*EXERCISE DETAILS*: How many lines of the data hold the word "icon"? State the number and nothing else.

──────── DATASET ENTRIES

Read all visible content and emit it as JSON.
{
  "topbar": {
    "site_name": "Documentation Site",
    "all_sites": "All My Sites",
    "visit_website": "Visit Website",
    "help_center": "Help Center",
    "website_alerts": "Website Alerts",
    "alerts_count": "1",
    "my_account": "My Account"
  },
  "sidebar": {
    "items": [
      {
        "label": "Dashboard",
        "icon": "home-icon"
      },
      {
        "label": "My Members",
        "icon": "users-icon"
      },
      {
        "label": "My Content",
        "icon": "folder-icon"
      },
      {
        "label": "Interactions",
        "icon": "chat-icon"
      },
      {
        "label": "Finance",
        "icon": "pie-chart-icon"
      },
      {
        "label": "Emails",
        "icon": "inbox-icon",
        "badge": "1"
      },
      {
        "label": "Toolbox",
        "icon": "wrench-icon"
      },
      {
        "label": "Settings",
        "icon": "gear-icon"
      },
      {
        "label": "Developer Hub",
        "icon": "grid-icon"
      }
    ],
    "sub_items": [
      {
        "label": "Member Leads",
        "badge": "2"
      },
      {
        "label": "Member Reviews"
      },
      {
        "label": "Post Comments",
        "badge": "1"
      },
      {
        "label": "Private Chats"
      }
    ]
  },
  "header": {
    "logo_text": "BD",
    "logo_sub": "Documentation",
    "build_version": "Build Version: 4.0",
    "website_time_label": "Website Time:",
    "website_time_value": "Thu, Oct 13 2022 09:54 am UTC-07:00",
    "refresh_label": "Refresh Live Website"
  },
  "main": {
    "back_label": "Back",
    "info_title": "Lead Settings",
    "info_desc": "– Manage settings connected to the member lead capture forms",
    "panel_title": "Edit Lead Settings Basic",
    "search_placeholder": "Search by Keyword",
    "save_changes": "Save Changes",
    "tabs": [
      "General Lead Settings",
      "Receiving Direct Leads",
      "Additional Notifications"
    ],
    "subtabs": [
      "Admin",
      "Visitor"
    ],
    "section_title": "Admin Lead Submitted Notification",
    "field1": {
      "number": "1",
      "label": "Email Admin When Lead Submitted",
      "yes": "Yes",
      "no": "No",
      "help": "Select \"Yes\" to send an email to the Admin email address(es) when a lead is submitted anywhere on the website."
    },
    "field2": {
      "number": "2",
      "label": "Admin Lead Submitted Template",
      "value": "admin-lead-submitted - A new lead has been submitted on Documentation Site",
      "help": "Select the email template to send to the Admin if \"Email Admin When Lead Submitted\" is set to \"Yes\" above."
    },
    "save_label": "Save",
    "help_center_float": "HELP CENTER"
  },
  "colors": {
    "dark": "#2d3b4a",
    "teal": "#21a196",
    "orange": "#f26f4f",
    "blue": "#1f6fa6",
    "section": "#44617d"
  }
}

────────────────

*WRITTEN ANSWER*: 9